  • 10.Takagi D, Hirano H, Watanabe Y, et al. Relationship between skeletal muscle mass and swallowing function in patients with Alzheimer's disease. Geriatr Gerontol Int 2017;17:402-409.
  • 11.Campos CH, Ribeiro GR, Costa JL, Rodrigues Garcia RC. Correlation of cognitive and masticatory function in Alzheimer's disease. Clin Oral Investig 2017;21:573-578.
  • 12.Campos CH, Ribeiro GR, Rodrigues Garcia RCM. Mastication and oral health-related quality of life in removable denture wearers with Alzheimer disease. J Prosthet Dent 2018;119:764-768.
  • 13.Fereshtehnejad SM, Garcia-Ptacek S, Religa D, et al. Dental care utilization in patients with different types of dementia: A longitudinal nationwide study of 58,037 individuals.

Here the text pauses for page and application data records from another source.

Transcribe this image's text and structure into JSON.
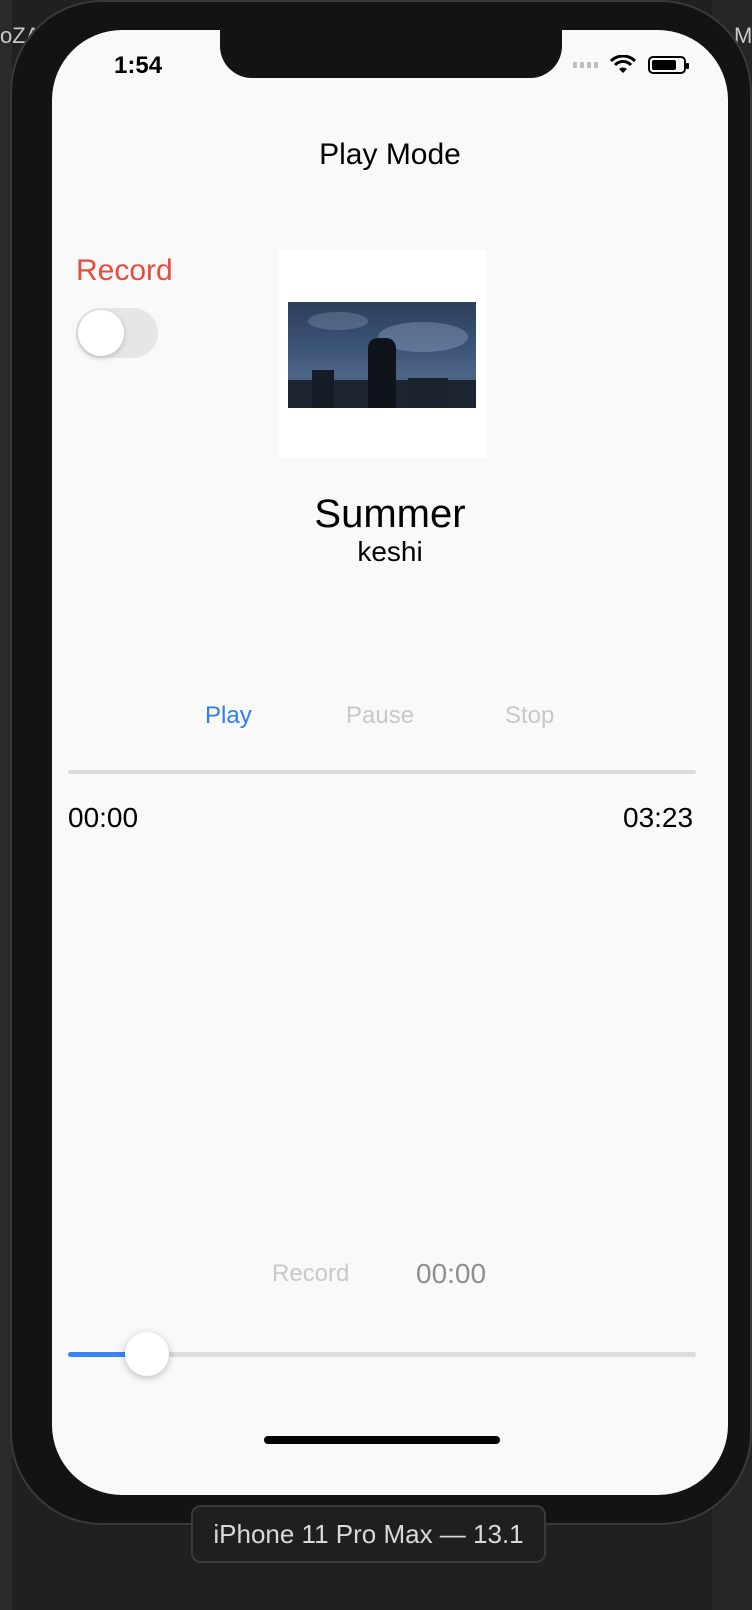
{
  "status_bar": {
    "time": "1:54"
  },
  "nav": {
    "title": "Play Mode"
  },
  "record_section": {
    "label": "Record",
    "toggle_on": false
  },
  "song": {
    "title": "Summer",
    "artist": "keshi"
  },
  "controls": {
    "play": "Play",
    "pause": "Pause",
    "stop": "Stop"
  },
  "progress": {
    "elapsed": "00:00",
    "duration": "03:23",
    "fraction": 0
  },
  "recording": {
    "label": "Record",
    "time": "00:00"
  },
  "volume": {
    "level": 0.13
  },
  "simulator": {
    "device_label": "iPhone 11 Pro Max — 13.1"
  },
  "colors": {
    "accent": "#2d7cf6",
    "record": "#e74c3c",
    "disabled": "#c8c8c8"
  },
  "background_fragments": {
    "left": "oZA",
    "right": "M"
  }
}
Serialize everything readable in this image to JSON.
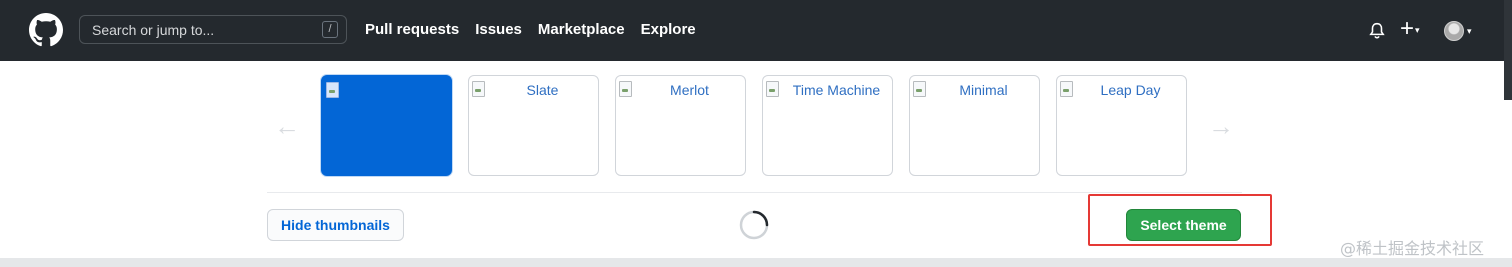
{
  "header": {
    "search_placeholder": "Search or jump to...",
    "search_shortcut": "/",
    "nav": [
      "Pull requests",
      "Issues",
      "Marketplace",
      "Explore"
    ],
    "add_label": "+",
    "caret": "▾"
  },
  "carousel": {
    "prev_arrow": "←",
    "next_arrow": "→",
    "themes": [
      {
        "label": "",
        "selected": true
      },
      {
        "label": "Slate",
        "selected": false
      },
      {
        "label": "Merlot",
        "selected": false
      },
      {
        "label": "Time Machine",
        "selected": false
      },
      {
        "label": "Minimal",
        "selected": false
      },
      {
        "label": "Leap Day",
        "selected": false
      }
    ]
  },
  "actions": {
    "hide_thumbnails": "Hide thumbnails",
    "select_theme": "Select theme"
  },
  "watermark": "@稀土掘金技术社区",
  "colors": {
    "header_bg": "#24292e",
    "accent_blue": "#0366d6",
    "success_green": "#2ea44f",
    "highlight_red": "#e53935"
  }
}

Alzheimers Dement 2018;14:10-19.
  • 14.Cicciu M, Matacena G, Signorino F, Brugaletta A, Cicciu A, Bramanti E. Relationship between oral health and its impact on the quality life of Alzheimer's disease patients: a supportive care trial. Int J Clin Exp Med 2013;6:766-772.
  • 15.Campos CH, Ribeiro GR, Rodrigues Garcia RC. Oral health-related quality of life in mild Alzheimer: patient versus caregiver perceptions. Spec Care Dentist 2016;36:271-276.
  • 16.Rozas NS, Sadowsky JM, Jeter CB. Strategies to improve dental health in elderly patients with cognitive impairment: A systematic review. J Am Dent Assoc 2017;148:236-245 e233.
  • 17.Dominy SS, Lynch C, Ermini F, et al. Porphyromonas gingivalis in Alzheimer's disease brains: Evidence for disease causation and treatment with small-molecule inhibitors. Sci Adv 2019;5:eaau3333.
  • 18.Niessen LC, Jones JA, Zocchi M, Gurian B. Dental care for the patient with Alzheimer's disease. J Am Dent Assoc 1985;110:207-209.
  • 19.So E, Kim HJ, Karm MH, Seo KS, Chang J, Lee JH. A retrospective analysis of outpatient anesthesia management for dental treatment of patients with severe Alzheimer's disease. J Dent Anesth Pain Med 2017;17:271-280.